Intercepted calls allegedly show that Blagojevich directed Harris to inform Tribune Owner and an associate, identified as Tribune Financial Advisor, that state financial assistance would be withheld unless members of the Chicago Tribune’s editorial board were fired, primarily because Blagojevich viewed them as driving discussion of his possible impeachment. In a November 4 phone call, Blagojevich allegedly told Harris that he should say to Tribune Financial Advisor, Cubs Chairman and Tribune Owner, “our recommendation is fire all those [expletive] people, get ‘em the [expletive] out of there and get us some editorial support.”
On November 6, the day of a Tribune editorial critical of Blagojevich , Harris told Blagojevich that he told Tribune Financial Advisor the previous day that things “look like they could move ahead fine but, you know, there is a risk that all of this is going to get derailed by your own editorial page.” Harris also told Blagojevich that he was meeting with Tribune Financial Advisor on November 10.
In a November 11 intercepted call, Harris allegedly told Blagojevich that Tribune Financial Advisor talked to Tribune Owner and Tribune Owner “got the message and is very sensitive to the issue.” Harris told Blagojevich that according to Tribune Financial Advisor, there would be “certain corporate reorganizations and budget cuts coming and, reading between the lines, he’s going after that section.” Blagojevich allegedly responded. “Oh. That’s fantastic.” After further discussion, Blagojevich said, “Wow. Okay, keep our fingers crossed. You’re the man. Good job, John.”

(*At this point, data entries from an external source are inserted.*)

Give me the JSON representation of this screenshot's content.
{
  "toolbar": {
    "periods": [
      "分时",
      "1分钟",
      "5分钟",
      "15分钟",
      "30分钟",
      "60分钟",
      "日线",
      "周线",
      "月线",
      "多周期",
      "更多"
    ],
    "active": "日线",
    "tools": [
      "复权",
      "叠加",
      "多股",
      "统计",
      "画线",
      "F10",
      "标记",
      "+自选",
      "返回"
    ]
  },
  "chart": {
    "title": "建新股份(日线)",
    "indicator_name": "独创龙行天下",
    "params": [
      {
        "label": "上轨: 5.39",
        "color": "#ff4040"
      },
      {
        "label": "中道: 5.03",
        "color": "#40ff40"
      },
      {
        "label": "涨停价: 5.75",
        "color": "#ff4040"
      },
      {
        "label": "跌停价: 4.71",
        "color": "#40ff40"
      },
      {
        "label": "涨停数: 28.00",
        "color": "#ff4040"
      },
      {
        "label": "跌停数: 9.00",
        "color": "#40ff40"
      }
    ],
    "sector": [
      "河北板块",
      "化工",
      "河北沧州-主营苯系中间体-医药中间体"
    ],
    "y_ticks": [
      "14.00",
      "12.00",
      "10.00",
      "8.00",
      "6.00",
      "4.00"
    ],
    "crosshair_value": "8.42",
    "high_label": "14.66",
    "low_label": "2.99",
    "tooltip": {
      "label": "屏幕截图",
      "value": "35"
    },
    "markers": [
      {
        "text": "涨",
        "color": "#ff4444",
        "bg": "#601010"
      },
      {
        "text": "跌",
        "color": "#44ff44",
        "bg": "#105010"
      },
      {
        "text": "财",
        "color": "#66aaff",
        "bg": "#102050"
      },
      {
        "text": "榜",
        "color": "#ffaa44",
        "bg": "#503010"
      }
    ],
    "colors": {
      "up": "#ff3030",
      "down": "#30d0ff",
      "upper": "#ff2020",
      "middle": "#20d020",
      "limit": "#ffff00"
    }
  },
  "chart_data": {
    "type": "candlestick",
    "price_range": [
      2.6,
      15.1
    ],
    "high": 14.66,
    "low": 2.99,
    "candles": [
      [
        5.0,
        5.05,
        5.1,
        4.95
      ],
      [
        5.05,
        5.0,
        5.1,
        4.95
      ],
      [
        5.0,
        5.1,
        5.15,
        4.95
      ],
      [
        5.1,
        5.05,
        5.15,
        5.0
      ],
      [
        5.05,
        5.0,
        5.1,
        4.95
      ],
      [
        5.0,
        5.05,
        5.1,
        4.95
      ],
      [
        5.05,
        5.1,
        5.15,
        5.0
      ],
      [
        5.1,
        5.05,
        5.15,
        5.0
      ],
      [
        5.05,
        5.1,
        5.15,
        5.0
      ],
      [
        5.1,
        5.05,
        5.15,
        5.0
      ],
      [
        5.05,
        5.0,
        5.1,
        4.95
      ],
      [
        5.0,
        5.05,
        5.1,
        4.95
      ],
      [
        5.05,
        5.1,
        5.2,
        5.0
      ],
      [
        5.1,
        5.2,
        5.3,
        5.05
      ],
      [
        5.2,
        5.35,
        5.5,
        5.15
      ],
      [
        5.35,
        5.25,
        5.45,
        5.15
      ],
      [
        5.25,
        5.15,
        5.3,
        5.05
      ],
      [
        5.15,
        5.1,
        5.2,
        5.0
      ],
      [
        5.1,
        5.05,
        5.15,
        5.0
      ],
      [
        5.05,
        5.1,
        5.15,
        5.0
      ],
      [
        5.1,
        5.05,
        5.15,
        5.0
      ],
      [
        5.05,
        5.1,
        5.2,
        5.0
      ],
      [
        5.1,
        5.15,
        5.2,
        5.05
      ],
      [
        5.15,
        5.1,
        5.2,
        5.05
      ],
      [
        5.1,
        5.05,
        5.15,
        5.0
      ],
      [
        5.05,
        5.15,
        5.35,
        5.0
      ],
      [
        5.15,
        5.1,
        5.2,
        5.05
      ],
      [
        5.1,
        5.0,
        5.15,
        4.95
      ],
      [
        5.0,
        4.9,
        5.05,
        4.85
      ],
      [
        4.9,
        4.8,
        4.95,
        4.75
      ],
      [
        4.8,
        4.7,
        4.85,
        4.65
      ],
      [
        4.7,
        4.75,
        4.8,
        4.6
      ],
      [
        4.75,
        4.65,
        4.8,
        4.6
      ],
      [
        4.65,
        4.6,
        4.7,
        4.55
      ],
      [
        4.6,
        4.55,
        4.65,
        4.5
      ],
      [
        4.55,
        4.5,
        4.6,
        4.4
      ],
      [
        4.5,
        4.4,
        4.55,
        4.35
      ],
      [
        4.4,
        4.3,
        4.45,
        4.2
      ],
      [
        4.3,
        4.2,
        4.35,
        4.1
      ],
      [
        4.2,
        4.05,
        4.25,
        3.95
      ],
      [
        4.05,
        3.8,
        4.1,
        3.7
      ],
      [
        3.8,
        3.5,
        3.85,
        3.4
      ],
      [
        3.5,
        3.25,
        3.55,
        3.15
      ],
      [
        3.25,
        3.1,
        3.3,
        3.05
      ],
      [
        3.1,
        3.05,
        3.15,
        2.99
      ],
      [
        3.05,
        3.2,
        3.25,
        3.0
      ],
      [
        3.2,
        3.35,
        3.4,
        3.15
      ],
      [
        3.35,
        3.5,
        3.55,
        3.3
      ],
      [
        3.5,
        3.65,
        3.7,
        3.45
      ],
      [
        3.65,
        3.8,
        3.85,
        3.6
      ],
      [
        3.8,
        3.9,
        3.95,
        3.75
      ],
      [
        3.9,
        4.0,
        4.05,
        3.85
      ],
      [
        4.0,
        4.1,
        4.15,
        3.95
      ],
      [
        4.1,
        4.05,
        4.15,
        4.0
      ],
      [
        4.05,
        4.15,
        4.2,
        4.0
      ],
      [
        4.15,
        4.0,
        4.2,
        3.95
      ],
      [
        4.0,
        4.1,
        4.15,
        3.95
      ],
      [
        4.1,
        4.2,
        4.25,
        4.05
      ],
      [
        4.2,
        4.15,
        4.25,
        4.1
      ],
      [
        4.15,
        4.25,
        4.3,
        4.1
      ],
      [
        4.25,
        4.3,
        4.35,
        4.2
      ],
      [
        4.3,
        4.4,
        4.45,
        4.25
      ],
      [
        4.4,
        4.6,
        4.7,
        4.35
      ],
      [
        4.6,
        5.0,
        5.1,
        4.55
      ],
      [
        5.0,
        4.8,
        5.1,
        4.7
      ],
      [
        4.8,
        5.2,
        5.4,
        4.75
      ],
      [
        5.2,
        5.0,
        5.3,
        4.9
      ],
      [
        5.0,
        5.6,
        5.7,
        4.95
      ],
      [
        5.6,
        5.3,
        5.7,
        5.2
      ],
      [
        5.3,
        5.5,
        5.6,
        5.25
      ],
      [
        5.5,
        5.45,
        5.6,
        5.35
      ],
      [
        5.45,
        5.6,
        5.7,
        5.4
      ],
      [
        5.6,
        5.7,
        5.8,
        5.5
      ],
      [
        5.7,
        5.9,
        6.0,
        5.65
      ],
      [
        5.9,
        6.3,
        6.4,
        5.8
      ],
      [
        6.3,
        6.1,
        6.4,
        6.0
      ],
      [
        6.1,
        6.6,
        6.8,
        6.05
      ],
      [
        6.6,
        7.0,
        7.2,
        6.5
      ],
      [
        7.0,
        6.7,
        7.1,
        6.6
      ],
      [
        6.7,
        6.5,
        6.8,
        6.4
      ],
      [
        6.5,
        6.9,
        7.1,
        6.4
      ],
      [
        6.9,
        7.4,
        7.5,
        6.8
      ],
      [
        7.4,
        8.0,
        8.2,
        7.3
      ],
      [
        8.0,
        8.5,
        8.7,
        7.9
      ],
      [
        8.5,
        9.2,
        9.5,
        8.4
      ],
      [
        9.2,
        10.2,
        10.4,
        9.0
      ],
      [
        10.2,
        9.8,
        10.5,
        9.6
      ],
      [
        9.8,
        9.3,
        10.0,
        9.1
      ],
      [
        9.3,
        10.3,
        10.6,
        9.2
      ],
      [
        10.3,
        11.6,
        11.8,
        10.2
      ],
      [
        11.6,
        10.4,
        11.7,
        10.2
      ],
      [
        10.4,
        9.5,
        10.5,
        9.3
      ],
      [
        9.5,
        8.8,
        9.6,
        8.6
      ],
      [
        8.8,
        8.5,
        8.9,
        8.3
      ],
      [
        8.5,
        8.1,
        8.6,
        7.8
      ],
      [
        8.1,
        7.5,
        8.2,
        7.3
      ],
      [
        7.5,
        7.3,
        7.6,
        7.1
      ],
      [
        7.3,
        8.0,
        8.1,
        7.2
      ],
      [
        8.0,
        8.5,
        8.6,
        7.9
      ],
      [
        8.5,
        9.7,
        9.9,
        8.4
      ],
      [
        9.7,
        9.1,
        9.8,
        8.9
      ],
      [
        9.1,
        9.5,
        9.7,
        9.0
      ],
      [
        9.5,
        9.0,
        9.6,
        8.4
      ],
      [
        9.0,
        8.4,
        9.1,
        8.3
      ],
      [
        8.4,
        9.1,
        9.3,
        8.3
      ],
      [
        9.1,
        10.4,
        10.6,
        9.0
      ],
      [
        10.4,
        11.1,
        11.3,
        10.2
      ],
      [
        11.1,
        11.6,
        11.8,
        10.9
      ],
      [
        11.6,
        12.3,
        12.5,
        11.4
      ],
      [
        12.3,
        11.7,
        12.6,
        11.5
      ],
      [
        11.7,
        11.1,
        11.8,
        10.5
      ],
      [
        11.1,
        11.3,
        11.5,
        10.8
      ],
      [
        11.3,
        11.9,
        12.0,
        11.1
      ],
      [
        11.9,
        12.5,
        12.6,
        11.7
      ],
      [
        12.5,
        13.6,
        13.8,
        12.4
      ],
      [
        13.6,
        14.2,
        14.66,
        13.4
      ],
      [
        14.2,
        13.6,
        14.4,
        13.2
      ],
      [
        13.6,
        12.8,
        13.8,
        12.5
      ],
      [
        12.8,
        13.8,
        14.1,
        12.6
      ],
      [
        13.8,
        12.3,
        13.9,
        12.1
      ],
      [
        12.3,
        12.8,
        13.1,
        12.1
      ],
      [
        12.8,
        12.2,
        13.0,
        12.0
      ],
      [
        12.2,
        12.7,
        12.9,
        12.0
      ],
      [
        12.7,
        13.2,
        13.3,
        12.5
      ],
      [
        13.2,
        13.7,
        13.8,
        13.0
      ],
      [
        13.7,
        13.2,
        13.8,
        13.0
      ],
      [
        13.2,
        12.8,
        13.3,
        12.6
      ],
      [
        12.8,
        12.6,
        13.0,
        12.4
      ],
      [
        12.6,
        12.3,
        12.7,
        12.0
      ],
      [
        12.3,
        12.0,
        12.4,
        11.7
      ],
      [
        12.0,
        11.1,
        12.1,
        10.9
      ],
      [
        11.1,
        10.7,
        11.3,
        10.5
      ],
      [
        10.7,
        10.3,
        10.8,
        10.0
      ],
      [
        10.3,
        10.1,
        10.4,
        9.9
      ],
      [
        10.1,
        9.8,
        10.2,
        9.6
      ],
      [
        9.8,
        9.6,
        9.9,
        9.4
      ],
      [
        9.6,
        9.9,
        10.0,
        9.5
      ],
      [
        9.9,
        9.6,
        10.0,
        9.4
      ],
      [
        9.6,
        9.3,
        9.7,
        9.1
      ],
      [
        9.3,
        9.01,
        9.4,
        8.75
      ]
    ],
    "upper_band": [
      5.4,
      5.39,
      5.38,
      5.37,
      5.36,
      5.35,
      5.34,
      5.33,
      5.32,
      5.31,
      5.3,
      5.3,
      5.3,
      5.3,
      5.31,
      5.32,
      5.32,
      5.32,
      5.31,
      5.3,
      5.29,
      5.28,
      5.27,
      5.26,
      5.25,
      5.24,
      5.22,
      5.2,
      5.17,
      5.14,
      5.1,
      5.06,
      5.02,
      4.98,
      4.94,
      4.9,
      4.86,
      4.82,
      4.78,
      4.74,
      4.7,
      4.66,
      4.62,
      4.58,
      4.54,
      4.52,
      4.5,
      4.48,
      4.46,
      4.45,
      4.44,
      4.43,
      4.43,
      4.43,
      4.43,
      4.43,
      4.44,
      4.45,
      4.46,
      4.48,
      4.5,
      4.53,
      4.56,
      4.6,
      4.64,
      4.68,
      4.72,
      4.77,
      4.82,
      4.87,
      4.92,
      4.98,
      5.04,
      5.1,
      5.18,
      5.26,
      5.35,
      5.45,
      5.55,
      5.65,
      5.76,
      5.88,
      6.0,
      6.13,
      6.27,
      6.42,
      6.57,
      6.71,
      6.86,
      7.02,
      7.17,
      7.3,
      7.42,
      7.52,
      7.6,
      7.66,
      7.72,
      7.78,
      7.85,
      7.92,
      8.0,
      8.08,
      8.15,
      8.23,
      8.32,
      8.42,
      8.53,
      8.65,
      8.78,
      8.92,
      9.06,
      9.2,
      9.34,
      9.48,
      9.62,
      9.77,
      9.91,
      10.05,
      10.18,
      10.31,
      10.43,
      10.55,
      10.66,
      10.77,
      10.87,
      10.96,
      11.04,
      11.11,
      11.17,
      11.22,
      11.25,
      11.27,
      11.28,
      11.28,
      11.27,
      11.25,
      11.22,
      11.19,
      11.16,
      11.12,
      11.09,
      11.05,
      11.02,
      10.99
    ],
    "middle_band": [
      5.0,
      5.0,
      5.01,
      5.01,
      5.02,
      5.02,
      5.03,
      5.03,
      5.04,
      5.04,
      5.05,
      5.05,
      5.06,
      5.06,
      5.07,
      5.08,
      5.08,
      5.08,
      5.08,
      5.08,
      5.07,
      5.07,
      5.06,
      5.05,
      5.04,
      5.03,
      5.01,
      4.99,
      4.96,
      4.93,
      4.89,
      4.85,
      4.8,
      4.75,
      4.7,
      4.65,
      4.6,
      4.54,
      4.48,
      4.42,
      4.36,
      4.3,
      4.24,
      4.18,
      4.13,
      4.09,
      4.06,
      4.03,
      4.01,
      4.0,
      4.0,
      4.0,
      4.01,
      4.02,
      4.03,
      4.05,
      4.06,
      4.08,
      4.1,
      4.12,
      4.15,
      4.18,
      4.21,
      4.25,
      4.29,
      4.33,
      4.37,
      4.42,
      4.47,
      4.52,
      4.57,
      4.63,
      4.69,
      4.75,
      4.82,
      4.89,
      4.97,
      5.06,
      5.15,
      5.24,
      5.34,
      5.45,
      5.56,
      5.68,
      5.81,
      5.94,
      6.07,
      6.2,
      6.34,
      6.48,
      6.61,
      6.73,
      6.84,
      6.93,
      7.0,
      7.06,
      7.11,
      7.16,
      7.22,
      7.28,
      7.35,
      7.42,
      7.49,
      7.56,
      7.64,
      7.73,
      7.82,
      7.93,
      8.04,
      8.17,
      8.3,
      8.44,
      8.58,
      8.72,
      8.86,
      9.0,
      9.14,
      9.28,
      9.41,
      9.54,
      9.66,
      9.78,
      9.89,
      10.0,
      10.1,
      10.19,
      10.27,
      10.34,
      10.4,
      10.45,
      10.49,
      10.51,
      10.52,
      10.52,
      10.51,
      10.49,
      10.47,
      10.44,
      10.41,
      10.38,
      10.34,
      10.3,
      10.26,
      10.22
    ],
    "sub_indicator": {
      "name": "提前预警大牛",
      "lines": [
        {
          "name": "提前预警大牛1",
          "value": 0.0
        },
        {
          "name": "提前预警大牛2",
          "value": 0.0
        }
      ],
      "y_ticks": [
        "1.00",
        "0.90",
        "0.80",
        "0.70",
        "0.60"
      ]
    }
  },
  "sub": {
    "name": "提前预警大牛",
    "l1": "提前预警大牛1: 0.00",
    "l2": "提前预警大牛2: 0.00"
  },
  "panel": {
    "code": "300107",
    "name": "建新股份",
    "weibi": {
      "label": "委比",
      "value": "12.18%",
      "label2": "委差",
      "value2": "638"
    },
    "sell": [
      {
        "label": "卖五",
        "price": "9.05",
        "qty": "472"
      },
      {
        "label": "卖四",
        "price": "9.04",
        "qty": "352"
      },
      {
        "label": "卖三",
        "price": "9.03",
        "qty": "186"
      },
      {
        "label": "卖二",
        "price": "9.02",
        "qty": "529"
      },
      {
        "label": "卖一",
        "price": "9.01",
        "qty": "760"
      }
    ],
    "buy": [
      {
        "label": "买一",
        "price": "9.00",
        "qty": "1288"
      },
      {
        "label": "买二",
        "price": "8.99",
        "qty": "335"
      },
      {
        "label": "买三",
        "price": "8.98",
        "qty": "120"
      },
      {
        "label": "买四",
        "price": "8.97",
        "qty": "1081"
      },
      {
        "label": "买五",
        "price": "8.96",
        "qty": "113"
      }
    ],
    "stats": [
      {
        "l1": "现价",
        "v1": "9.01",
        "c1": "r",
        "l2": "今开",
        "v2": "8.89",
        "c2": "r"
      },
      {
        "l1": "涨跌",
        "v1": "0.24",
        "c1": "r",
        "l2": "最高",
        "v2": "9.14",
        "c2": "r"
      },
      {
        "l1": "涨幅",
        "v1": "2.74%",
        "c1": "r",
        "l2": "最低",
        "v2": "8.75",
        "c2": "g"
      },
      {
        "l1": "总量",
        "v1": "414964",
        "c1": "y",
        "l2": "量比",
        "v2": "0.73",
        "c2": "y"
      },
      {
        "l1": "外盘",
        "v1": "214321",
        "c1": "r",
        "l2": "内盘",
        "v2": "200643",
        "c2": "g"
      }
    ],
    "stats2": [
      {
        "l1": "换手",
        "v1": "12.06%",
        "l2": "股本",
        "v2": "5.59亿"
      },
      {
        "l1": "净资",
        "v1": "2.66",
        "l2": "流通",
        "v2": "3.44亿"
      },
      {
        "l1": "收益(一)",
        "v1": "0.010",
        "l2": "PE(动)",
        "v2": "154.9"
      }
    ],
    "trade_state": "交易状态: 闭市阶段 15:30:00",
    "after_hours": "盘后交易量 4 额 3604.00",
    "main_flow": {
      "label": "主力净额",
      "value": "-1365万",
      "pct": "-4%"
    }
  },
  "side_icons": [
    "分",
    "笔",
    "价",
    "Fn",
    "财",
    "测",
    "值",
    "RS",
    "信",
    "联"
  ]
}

In a further conversation on November 21, Harris told Blagojevich that he had singled out to Tribune Financial Advisor the Tribune’s deputy editorial page editor, John McCormick, “as somebody who was the most biased and unfair.” After hearing that Tribune Financial Advisor had assured Harris that the Tribune would be making changes affecting the editorial board, Blagojevich allegedly had a series of conversations with Chicago Cubs representatives regarding efforts to provide state financing for Wrigley Field. On November 30, Blagojevich spoke with the president of a Chicago-area sports consulting firm, who indicated that he was working with the Cubs on matters involving Wrigley Field. Blagojevich and Sports Consultant discussed the importance of getting the IFA transaction approved at the agency’s December or January meeting because Blagojevich was contemplating leaving office in early January and his IFA appointees would still be in place to approve the deal, the charges allege.
No response yet from Tribune Co.
* Just how insane is Rod Blagojevich?
Throughout the intercepted conversations, Blagojevich also allegedly spent significant time weighing the option of appointing himself to the open Senate seat and expressed a variety of reasons for doing so, including: frustration at being “stuck” as governor; a belief that he will be able to obtain greater resources if he is indicted as a sitting Senator as opposed to a sitting governor; a desire to remake his image in consideration of a possible run for President in 2016; avoiding impeachment by the Illinois legislature; making corporate contacts that would be of value to him after leaving public office; facilitating his wife’s employment as a lobbyist; and generating speaking fees should he decide to leave public office.
What the heck?